Categories: Buying a New Home, Home Buying | Posted: November 26, 2018
What does the dream of your next home look like? Is it out in the country or in a neighborhood? If you can’t seem to find the right home in the right place, maybe you’ve decided to find the land and hire a builder to construct your dream home. When that’s the direction you’re taking, McGuinn Hybrid Homes has tips for choosing land to build on your lot.
#1. Talk to a builder before you buy.
As appealing as a piece of undeveloped land may look, unless you understand excavation and building, don’t assume it’s buildable. Save yourself the time and trouble (and money!) by talking to a builder first. You might discover that not every building company is willing to build on land they don’t already own. Make sure you find one who has experience with site preparation, which includes demolition and excavation. For example, if an existing home is demolished without a permit, you can run into delays because all of the material removed from the site needs to be accounted for (e.g., where did the asbestos go?).
Talk to the builder about the property you’re looking for. Ask if they’ll take a look at the land before you enter a bid or make a purchase. In some cases, you can make an offer and include the contingency that the land (1) must pass the percolation (“perc”) test for septic, (if it hasn’t been tested already); and (2) must be approved by the builder as a “buildable” lot.
#2. Look for the right combination.
Tim Rawlings, McGuinn Hybrid Homes’ Lot Sales and Marketing Manager, advises you to look for three factors when choosing land to build on:
“It should be flat, cleared, with water and sewer.”
Land that is level and cleared requires considerably less site prep, which means the overall cost to build a home is less. McGuinn Hybrid Homes bases its homebuilding prices on a slab foundation, which requires flat land. Even if you want a crawl space under your home, you need to start with level land.
Property that has water and sewer lines available is less expensive than digging a septic system and a well.
Tim says it can be difficult to find land that has all three characteristics, but it’s helpful to understand why they are important to your building plans.
#3. Reconsider the neighborhoods.
Before you fall in love with a homesite that’s available within a community, find out the restrictions of building a home there. You might have to submit your plans to an architectural review board for that neighborhood. Their requirements could cause you to run up a significant expense for redoing the plans to their liking.
#4. Avoid the tax pitfall with farm land.
Are you getting a parcel from the family’s land? If that piece of land has been taxed as agricultural, make sure you designate only the land you’re building on as residential. At least in South Carolina, the tax rate between agricultural land and residential land can make a big difference in your cost. When converting the land to residential, be aware that roll-back taxes may be involved.

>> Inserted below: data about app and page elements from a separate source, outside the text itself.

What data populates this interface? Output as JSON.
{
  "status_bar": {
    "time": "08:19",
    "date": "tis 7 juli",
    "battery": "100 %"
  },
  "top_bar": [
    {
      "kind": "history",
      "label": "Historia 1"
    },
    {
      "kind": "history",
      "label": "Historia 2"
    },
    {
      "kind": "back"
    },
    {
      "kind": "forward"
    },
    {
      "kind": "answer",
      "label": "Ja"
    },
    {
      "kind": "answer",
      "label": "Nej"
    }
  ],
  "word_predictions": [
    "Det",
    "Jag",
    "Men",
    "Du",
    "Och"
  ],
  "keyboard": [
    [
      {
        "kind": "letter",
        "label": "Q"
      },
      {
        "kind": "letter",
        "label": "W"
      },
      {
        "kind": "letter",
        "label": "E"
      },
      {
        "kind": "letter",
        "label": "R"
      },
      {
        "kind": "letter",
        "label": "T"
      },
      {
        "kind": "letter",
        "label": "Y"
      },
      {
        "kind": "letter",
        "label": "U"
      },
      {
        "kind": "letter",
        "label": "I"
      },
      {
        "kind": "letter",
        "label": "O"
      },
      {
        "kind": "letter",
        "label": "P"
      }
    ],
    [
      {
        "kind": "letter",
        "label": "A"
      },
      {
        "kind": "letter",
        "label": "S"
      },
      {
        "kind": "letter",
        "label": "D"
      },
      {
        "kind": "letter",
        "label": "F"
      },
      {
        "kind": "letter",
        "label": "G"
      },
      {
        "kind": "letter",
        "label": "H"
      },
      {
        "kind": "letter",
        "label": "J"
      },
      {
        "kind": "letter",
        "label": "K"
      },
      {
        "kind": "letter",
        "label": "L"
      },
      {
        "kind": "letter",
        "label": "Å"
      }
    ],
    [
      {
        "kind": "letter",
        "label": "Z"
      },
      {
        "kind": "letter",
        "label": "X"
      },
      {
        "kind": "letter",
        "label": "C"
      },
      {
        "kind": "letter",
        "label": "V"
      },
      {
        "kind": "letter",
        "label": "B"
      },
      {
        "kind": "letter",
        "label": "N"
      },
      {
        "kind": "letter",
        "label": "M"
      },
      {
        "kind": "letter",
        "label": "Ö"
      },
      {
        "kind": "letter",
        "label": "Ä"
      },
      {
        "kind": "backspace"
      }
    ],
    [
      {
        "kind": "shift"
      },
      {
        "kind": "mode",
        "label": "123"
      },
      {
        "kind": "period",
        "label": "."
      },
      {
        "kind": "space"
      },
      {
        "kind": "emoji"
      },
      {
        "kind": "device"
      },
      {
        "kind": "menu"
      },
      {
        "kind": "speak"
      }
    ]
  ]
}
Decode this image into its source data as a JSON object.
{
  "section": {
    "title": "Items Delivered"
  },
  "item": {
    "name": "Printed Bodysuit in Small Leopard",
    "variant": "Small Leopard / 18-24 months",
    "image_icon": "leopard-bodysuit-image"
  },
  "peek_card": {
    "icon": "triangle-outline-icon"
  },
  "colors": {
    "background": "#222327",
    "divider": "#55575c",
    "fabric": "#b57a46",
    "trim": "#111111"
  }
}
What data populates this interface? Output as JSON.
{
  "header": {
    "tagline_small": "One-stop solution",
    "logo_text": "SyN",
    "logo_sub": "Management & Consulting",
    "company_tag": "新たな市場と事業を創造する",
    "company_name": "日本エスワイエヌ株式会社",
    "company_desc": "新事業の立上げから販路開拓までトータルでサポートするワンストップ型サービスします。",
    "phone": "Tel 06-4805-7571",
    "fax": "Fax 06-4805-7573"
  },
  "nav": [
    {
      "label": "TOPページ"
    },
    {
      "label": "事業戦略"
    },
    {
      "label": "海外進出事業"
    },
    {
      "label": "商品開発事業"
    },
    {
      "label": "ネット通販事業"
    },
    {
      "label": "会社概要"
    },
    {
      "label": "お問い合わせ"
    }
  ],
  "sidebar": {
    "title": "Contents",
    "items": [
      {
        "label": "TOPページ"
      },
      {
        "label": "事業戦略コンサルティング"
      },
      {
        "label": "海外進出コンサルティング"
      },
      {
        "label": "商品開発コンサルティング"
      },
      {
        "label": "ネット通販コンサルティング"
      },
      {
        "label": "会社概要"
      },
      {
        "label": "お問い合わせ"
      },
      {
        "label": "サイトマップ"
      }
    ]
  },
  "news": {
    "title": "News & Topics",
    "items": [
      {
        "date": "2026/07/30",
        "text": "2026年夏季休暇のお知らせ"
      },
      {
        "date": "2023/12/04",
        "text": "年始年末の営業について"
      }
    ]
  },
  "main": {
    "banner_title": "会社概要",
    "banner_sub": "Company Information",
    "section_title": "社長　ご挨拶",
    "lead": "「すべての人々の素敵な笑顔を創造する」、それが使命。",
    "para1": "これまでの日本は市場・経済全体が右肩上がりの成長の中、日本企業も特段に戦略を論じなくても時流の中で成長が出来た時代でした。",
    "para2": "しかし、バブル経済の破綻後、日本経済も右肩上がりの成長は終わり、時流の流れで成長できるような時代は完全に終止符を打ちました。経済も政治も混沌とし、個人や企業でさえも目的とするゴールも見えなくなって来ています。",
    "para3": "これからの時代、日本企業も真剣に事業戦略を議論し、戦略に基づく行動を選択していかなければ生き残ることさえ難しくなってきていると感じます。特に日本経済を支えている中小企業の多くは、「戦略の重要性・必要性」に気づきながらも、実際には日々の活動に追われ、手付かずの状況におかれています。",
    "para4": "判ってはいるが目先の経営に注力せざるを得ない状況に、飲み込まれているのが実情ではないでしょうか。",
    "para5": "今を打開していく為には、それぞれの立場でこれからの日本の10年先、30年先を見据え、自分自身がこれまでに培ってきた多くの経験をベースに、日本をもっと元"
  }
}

As with any big decision, do your homework. You can avoid the pitfalls that could be lurking beneath that scenic piece of land by consulting a knowledgeable builder. In the Columbia, SC, area, talk to Tim at McGuinn Hybrid Homes. You can count on his deep experience in excavation, site prep, home design, and energy-efficient construction.